In a way, to most readers it doesn’t matter if the science makes any sense. What matters is the flow of the words and the beautiful progression from one magical concept to the next that science seems to make effortlessly; in this passage, KSR has managed to convey some of the feeling that you experience when you understand (or think you understand) a horribly complicated system; the feeling when everything shifts, just so, and interlocks into place.

The fact that it also happens to largely make sense is something that I truly appreciate; it would have been simple enough for KSR to just make all of it up, but I think KSR must have actually enjoyed learning about how memory might work for him to have written this.

Lack of imagination

Once again we are at that special time of year when the GCSE and A-Level results are announced for secondary school students here in the UK. There’s almost no point reading the newspapers since they always run the same stories. If the results for an exam improve, that’s because it’s getting easier. If they get worse, it’s because of lowered standards. There’ll be a few people complaining that they didn’t get into Oxbridge with ten A’s at A-Level, and of course there are the stories about the child wonders.

This year it seems that an eight year old boy gained an A* at Maths GCSE. Funny that, how it’s always a Maths or Computer Science exam that people seem to get first. (My take is that GCSE Maths and similar subjects are trivially easy for kids who have the right sorts of minds; there’s nothing inherently difficult about simultaneous equations or calculus, it’s just that they’re boring and most people can’t be bothered putting the effort in.)

There was also another story last week about a 13 year old boy who was expected to get a bunch of A-Levels and had been refused entry to university because he was too young. I find this crazy. There is absolutely no way that a 13 year old can get the best out of university; quite apart from not being able to drink, it’s just not legal for a 13 year old to live on their own. So say you go with your parents; well, that kind of kills off any possibility of living a normal independent university life.

But that’s not the main problem I have with kids doing exams so early and wanting to go to university. My problem is that there are far more interesting and useful things to do than take exams at such an early age. This doesn’t mean that they should spend all their time playing football and mucking about; rather, it means that if they are interested in, say, computers or science, they could try their hand at programming a game or devising experiments. Just not exams!

When I was at San Diego, there was a 16 year old schoolboy in the lab who had been there for a year designing and running his own psychological experiments. He was very sharp and a very nice guy, and I was happy to see that instead of taking a load of pointless exams (who needs ten A-Levels?) he was doing something interesting and productive. Plus, I’m willing to bet that university admissions officers will be more impressed with the three papers he’ll have published than a couple of high exams marks.

I agree that there is a point to doing exams, but I feel that it’s an unconscionable waste of time pushing kids to do a bunch of exams five years ahead of normal. There are so many better things to do.

Walken vs. Depp

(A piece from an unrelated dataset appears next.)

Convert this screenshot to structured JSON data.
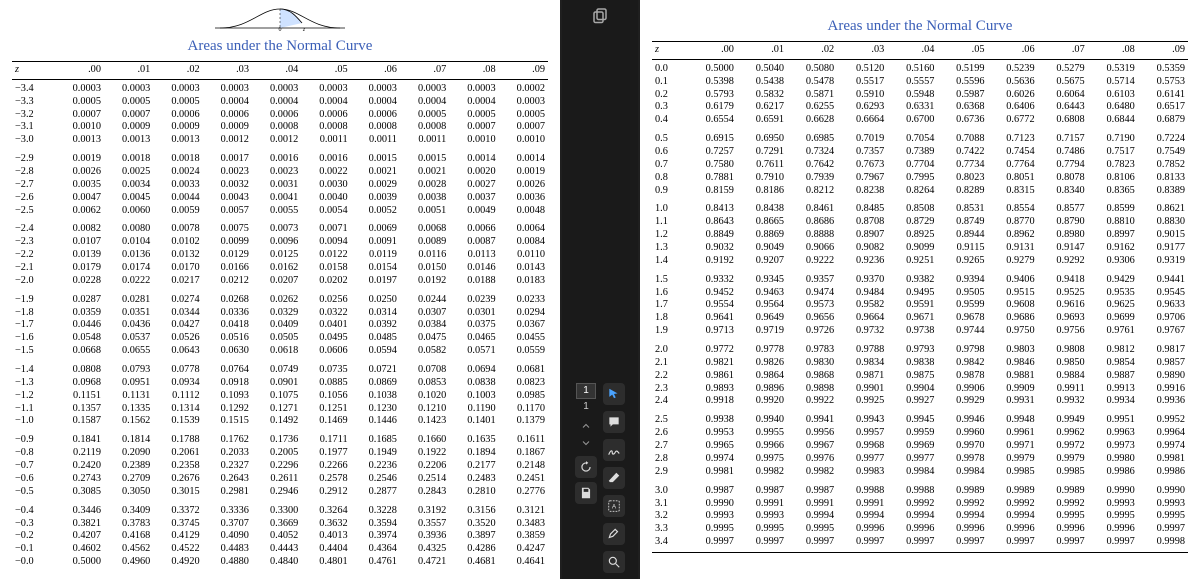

On Johnny Depp becoming the front-runner for Willy Wonka in Tim Burton’s new Charlie and the Chocolate Factory movie (from TrekToday forum):

Tim Burton?
Roald Dahl?

C’mon folks, this is a match made in heaven. I’m looking forward to it. Tim Burton is probably my favorite director. Although I’d prefer Christopher Walken to Johnny Depp. Just imagine…

“You…fat boy…what did I tell you…about drinking…out of the chocolate river? And you…with the gum…shut it…”


Saw a great notice at the gym today:

Q: Why isn’t there a weight scale available here?

A: We did use to have a scale, however, customers didn’t believe it. We advise that you buy a set of scales for your personal use at home instead.


While reading a thread about PowerPoint on MetaFilter, I remembered something a friend said about me last weekend. She was a fellow student in my neuroscience course this year, and she said, “You could always tell whether a lecture or workshop was going to be any good by watching whether Adrian fell asleep in the first half hour.” As always, I played an invaluable role in that course…